This August, NW HERON and IREACH team members were fortunate to have the rare opportunity – mid-pandemic – to attend and present findings at the 23rd Annual National Indian Council on Aging (NICOA) Conference in Reno. Safely vaccinated, masked, and distanced, the team was able to immerse themselves in the greater community, sharing and connecting around the topic of aging in Indian Country.
In partnership with NICOA, the team collected data exploring barriers and facilitators to Native participation in Alzheimer’s disease research. This project is led by NW HERON Director Patrik Johansson, MD, MPH, Associate Professor in the Elson S. Floyd College of Medicine’s Department of Medical Education at Washington State University, in association with the Native Research and Resource Core of the University of Washington’s Alzheimer’s Disease Research Center (ADRC).
To engage Tribal conference participants, the NW HERON team manned a booth, hosted a lunch for Elders from Washington state who attended the conference, and held 8 separate listening sessions. Preliminary themes that emerged from the Alzheimer’s disease sessions include the importance of allowing participants to select among research activities (which can entail MRI, blood and saliva tests, and lumbar puncture), honoring the belief that no body part should exist beyond death, promoting community-based education to raise dementia awareness, and educating researchers about traditional medicine and prayer practices used to complement Western medicine.
In addition to conducting and presenting research on cognitive impairment, the team also collected data on lung cancer screening and on COVID-19’s impact on Tribal elders; assisted Cole Allick – PhD student in Indigenous studies and member of NW HERON – in gathering data for his dissertation project; and presented at a youth panel discussion.
The NW HERON team is incredibly grateful they were able to attend the conference in person and returned with a renewed sense of purpose and energy.
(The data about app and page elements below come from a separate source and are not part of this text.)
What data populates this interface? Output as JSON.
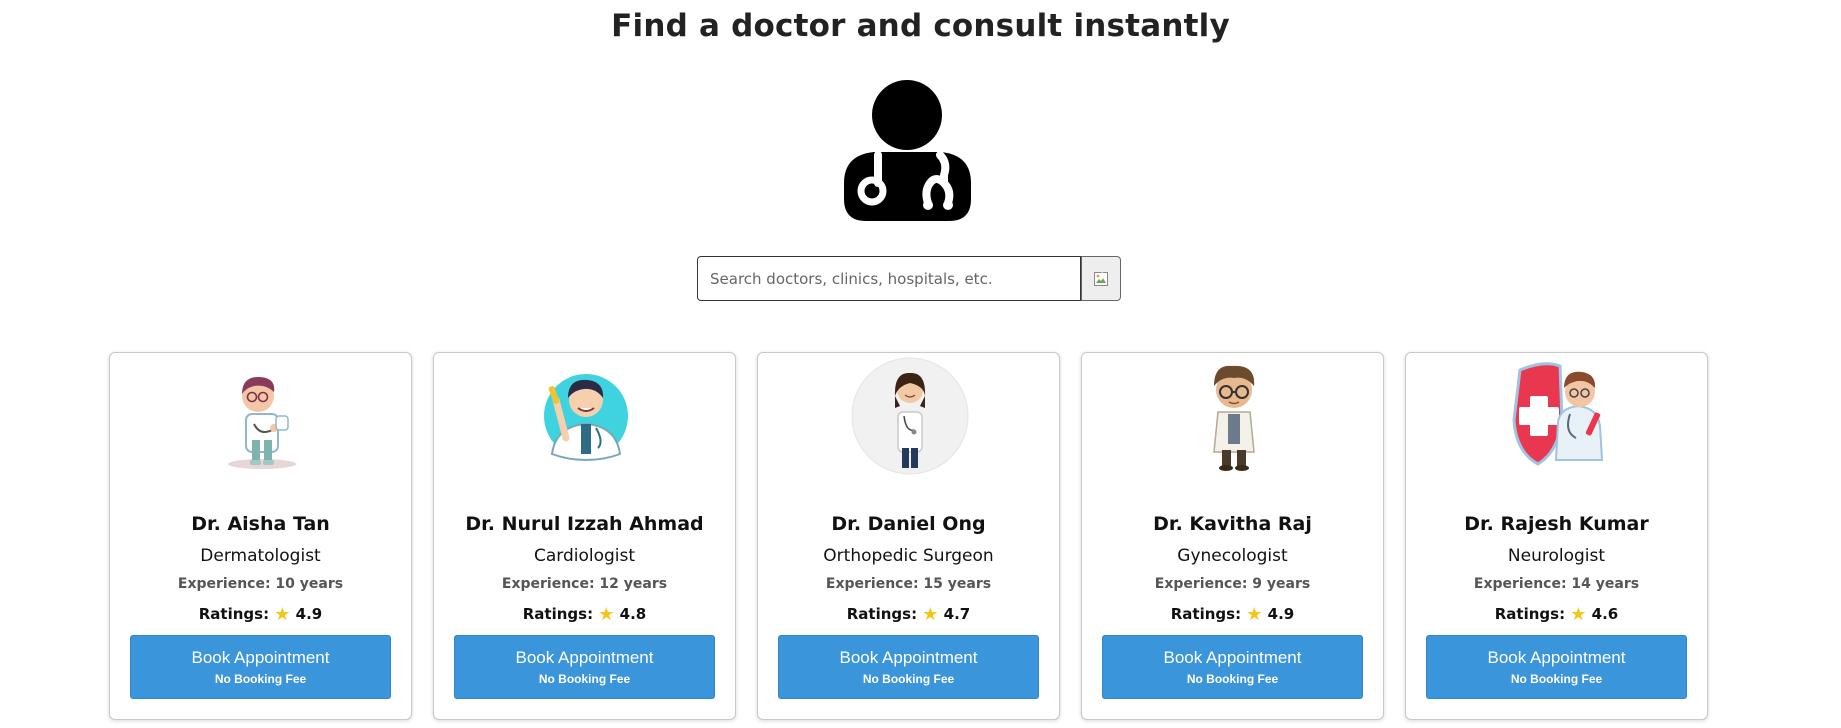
{
  "header": {
    "title": "Find a doctor and consult instantly"
  },
  "hero": {
    "icon": "doctor-stethoscope-icon"
  },
  "search": {
    "placeholder": "Search doctors, clinics, hospitals, etc.",
    "value": "",
    "button_icon": "broken-image-icon"
  },
  "doctors": [
    {
      "name": "Dr. Aisha Tan",
      "specialty": "Dermatologist",
      "experience": "Experience: 10 years",
      "ratings_label": "Ratings:",
      "rating": "4.9",
      "button_label": "Book Appointment",
      "button_sub": "No Booking Fee"
    },
    {
      "name": "Dr. Nurul Izzah Ahmad",
      "specialty": "Cardiologist",
      "experience": "Experience: 12 years",
      "ratings_label": "Ratings:",
      "rating": "4.8",
      "button_label": "Book Appointment",
      "button_sub": "No Booking Fee"
    },
    {
      "name": "Dr. Daniel Ong",
      "specialty": "Orthopedic Surgeon",
      "experience": "Experience: 15 years",
      "ratings_label": "Ratings:",
      "rating": "4.7",
      "button_label": "Book Appointment",
      "button_sub": "No Booking Fee"
    },
    {
      "name": "Dr. Kavitha Raj",
      "specialty": "Gynecologist",
      "experience": "Experience: 9 years",
      "ratings_label": "Ratings:",
      "rating": "4.9",
      "button_label": "Book Appointment",
      "button_sub": "No Booking Fee"
    },
    {
      "name": "Dr. Rajesh Kumar",
      "specialty": "Neurologist",
      "experience": "Experience: 14 years",
      "ratings_label": "Ratings:",
      "rating": "4.6",
      "button_label": "Book Appointment",
      "button_sub": "No Booking Fee"
    }
  ],
  "colors": {
    "button": "#3a95db",
    "star": "#f5c518"
  }
}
Being immersed in the community served as a great reminder as to why we do what we do!